According to FIDH and LDH, the opening of the probe will allow to shed light both on companies helping through commercial agreements dictatorial regimes to reinforce the repression of their populations and on the crimes committed under Kadhafi’s regime. One may also expect that the investigation will explore the role of the French government, under Sarkozy’s presidency (2007-2012), in the selling of surveillance software to Libya and other authoritarian countries by French technology companies. Back in March this year, the former French government stated that the technology sold by Amesys was not categorized as conventional arms nor even as dual-use goods and technologies, which export is controlled according to the Wassenaar Arrangement, and thus it was not aware of Amesys’ technology export.
While this judicial investigation is related to a specific case, its opening strengthens the need for political steps to be taken by governments, in order to strictly regulate commercial exports of surveillance systems by commercial companies, especially those established in States championing human rights – if only in their official discourse.
In December 2011, Wikileaks published, in cooperation with various newspapers and NGOs, a full set of brochures and manuals of surveillance software and tools from Amesys as well as from other companies, showing how diversified, extended and powerful are these systems, sold by Western (and non Western) companies to authoritarian regimes all over the world, and used as well in so-called democratic countries.
It is now time to seriously consider strong political and legal measures for the control of surveillance technologies, software and equipments, at the design, development, selling on national markets or exporting, and use steps.

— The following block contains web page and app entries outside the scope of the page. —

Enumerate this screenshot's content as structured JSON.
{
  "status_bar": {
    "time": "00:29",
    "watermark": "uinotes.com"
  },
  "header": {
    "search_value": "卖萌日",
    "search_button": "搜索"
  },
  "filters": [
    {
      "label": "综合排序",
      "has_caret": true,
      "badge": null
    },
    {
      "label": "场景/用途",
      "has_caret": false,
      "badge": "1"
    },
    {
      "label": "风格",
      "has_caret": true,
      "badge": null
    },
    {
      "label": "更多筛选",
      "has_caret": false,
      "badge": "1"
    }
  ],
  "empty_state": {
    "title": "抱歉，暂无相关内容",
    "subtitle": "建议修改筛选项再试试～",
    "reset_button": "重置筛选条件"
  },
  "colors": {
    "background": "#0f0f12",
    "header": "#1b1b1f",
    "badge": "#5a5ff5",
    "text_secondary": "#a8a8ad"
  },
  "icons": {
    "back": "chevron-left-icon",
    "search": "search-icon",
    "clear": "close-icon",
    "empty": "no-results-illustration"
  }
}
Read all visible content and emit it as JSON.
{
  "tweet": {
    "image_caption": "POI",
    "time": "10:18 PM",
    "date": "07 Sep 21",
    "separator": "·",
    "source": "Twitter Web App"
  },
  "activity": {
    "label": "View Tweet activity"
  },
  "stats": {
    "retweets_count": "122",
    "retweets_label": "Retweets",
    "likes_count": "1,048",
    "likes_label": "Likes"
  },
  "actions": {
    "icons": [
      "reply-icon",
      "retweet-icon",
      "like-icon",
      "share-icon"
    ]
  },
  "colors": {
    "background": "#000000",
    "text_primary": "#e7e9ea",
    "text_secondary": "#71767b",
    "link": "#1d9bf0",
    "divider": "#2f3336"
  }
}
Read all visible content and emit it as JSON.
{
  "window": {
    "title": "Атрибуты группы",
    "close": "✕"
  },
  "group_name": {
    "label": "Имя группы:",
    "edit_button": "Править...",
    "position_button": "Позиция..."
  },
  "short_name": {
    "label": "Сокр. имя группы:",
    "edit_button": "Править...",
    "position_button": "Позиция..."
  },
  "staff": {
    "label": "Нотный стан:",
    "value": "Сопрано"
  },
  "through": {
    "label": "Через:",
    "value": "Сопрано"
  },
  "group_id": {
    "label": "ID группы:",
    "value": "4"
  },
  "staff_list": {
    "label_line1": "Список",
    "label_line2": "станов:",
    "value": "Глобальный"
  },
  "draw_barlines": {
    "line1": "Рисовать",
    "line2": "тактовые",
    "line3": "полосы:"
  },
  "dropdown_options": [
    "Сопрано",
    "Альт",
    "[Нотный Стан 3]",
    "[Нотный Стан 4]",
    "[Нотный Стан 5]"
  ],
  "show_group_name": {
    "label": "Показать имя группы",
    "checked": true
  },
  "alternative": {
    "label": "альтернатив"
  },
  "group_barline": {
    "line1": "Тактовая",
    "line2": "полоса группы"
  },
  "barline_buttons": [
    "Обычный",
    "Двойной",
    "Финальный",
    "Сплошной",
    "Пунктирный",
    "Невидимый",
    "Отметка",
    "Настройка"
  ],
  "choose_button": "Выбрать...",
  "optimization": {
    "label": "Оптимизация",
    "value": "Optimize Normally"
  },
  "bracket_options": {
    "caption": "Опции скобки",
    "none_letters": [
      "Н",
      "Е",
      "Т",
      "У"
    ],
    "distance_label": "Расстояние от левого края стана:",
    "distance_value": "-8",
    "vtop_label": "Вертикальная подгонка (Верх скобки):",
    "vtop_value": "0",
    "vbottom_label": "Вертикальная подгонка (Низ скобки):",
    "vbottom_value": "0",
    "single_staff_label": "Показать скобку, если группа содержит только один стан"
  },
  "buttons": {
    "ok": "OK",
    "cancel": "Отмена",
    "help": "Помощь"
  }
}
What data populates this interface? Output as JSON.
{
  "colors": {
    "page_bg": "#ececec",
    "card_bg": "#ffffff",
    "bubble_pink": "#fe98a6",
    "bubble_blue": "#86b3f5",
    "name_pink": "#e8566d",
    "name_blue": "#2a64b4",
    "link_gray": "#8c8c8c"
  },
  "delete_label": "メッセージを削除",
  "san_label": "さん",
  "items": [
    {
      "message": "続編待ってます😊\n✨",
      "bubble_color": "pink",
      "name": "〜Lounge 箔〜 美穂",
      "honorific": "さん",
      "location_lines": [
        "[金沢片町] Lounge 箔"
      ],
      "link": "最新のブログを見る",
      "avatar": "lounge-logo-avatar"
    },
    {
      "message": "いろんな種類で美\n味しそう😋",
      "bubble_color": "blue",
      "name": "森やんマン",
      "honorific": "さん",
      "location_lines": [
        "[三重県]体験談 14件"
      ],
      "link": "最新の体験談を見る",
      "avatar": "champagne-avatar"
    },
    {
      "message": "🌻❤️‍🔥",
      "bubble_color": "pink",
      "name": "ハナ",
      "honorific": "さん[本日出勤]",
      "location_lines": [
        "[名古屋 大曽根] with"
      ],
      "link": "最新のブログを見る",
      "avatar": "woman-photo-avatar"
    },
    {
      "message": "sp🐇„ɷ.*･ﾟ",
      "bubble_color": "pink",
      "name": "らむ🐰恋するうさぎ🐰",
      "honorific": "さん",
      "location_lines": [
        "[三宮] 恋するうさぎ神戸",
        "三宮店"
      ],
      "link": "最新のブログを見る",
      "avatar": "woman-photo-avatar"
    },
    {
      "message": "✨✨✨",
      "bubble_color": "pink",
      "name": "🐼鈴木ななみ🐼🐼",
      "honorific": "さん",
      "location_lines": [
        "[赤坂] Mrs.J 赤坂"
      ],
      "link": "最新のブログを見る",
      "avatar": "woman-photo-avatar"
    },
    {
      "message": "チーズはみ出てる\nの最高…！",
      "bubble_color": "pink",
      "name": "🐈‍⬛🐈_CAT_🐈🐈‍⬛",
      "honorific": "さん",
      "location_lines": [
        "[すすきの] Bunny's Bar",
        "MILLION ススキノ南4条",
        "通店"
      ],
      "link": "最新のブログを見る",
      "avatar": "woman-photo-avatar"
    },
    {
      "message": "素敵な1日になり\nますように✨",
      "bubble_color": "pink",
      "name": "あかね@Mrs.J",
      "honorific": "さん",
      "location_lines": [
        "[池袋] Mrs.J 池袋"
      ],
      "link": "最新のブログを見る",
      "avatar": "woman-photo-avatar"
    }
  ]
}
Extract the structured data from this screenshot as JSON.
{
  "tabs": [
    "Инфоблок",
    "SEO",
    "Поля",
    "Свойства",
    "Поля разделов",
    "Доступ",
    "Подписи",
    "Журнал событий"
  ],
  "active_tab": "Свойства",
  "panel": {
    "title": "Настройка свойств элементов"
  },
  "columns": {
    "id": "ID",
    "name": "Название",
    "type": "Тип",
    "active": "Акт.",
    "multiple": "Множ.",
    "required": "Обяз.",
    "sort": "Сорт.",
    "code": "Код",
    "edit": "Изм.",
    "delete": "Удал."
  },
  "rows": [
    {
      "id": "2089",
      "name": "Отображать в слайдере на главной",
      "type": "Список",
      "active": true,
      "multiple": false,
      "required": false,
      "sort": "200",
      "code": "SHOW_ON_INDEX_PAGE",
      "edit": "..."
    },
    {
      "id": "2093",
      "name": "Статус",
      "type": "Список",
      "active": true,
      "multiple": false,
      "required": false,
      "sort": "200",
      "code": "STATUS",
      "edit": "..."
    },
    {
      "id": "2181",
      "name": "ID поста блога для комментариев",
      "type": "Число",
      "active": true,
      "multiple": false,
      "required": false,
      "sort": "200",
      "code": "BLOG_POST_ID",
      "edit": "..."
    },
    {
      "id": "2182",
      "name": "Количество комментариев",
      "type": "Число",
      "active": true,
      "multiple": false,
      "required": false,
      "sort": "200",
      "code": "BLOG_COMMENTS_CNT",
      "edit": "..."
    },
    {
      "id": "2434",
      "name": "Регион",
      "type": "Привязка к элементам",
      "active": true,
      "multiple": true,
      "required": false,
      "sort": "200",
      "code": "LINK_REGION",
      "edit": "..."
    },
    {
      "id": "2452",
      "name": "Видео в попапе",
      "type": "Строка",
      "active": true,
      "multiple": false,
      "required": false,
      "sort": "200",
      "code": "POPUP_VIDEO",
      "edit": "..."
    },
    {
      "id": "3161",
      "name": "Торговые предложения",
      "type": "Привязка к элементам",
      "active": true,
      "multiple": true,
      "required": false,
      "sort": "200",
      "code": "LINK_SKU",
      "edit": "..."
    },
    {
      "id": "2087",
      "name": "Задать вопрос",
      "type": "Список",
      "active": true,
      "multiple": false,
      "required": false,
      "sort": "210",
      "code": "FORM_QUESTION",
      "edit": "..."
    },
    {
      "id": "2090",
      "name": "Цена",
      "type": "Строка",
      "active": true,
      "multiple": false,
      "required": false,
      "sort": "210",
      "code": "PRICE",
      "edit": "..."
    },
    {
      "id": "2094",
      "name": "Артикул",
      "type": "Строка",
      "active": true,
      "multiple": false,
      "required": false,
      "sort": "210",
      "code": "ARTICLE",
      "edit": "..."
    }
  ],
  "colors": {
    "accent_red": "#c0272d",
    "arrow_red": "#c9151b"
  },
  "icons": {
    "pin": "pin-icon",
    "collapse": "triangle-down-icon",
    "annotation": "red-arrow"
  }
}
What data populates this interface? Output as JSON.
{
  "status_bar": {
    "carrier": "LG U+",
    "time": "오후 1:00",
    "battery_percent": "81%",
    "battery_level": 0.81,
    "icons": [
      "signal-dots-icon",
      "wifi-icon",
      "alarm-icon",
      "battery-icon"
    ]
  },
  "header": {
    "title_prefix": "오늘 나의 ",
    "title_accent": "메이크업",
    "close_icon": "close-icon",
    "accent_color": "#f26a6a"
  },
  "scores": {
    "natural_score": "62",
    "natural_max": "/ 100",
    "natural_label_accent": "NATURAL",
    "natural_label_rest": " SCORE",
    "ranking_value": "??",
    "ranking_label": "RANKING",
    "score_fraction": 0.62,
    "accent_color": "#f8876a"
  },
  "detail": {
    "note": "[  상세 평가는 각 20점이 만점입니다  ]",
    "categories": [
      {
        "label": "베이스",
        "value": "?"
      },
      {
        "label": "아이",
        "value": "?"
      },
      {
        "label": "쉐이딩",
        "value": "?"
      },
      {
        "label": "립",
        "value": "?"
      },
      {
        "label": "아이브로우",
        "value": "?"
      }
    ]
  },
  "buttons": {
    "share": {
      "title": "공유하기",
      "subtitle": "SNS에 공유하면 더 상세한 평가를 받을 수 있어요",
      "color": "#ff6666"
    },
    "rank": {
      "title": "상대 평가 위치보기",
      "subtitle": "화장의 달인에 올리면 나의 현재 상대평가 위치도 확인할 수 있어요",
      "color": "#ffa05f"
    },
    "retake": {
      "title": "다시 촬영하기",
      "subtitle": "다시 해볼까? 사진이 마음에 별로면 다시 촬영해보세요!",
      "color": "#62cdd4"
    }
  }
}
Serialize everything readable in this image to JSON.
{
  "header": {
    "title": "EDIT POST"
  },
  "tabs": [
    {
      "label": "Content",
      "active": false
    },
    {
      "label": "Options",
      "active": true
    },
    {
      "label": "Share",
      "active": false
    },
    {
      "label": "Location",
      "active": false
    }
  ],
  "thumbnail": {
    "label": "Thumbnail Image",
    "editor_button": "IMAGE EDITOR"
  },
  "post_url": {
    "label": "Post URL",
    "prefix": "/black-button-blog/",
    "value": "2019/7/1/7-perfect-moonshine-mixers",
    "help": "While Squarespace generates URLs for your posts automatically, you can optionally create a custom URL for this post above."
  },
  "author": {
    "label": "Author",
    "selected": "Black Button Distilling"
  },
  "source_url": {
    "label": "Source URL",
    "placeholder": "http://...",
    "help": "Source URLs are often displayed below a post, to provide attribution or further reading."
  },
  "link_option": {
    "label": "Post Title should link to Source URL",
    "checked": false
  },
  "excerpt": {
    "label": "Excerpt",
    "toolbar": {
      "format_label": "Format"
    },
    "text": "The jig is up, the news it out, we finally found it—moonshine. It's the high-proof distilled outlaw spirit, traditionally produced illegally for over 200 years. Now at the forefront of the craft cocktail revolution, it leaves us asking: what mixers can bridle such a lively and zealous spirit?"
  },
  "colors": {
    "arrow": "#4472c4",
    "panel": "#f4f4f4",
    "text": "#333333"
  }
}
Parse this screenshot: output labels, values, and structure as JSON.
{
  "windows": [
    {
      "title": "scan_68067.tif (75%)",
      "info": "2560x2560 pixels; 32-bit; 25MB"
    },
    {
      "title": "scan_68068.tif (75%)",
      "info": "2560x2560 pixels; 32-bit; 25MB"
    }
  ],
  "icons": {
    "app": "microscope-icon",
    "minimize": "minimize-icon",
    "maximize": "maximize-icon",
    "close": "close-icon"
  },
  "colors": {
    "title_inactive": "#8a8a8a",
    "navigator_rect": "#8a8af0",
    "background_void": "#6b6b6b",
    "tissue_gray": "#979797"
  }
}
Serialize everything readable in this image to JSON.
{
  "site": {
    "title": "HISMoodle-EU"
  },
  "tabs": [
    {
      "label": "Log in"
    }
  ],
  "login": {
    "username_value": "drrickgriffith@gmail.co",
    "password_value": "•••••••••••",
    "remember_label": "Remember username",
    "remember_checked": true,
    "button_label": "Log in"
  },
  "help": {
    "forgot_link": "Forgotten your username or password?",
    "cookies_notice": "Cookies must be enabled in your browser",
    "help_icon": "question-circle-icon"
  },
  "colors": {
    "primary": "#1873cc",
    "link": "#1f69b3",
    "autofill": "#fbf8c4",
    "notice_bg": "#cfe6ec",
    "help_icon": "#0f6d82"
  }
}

The European Union should take the lead in this process, and the joint initiative taken by Nelly Kroes (EC Vice-President responsible for the Digital Agenda) and Catherine Ashton (EU High Representative for Foreign Affairs and Security Policy) with the "No Disconnect Strategy" could be a perfect vehicle to identify, with all relevant actors, appropriate measures at the European and Global levels to be taken in this respect.
FIDH-LDH Press Release: "Amesys case referred to French Justice"
(22.05.2012, only in French)
French firm Amesys probed over "complicity in torture" (22.05.2012)
BULL faces again the Amesys Scandal (22.05.2012, only in French)
Libya: Amesys objects to the complicity of torture accusation
(22.05.2012, only in French)
Wikileaks’s publication of ‘The Spy Files’ (01.12.2011)
Amesys press release (01.09.2011)
Firms Aided Libyan Spies (30.08.2011)
FIDH-LDH Press Release: ‘FIDH and LDH file a complaint concerning the
responsability of the company AMESYS in relation to acts of torture’
EC joint Communication on "A Partnership For Democracy And Shared
Prosperity With The Southern Mediterranean" (08.03.2011)
EC Workshop on FIRE and the "No Disconnect Strategy" (07.05.2012)
(Contribution by Meryem Marzouki (EDRI member IRIS - France)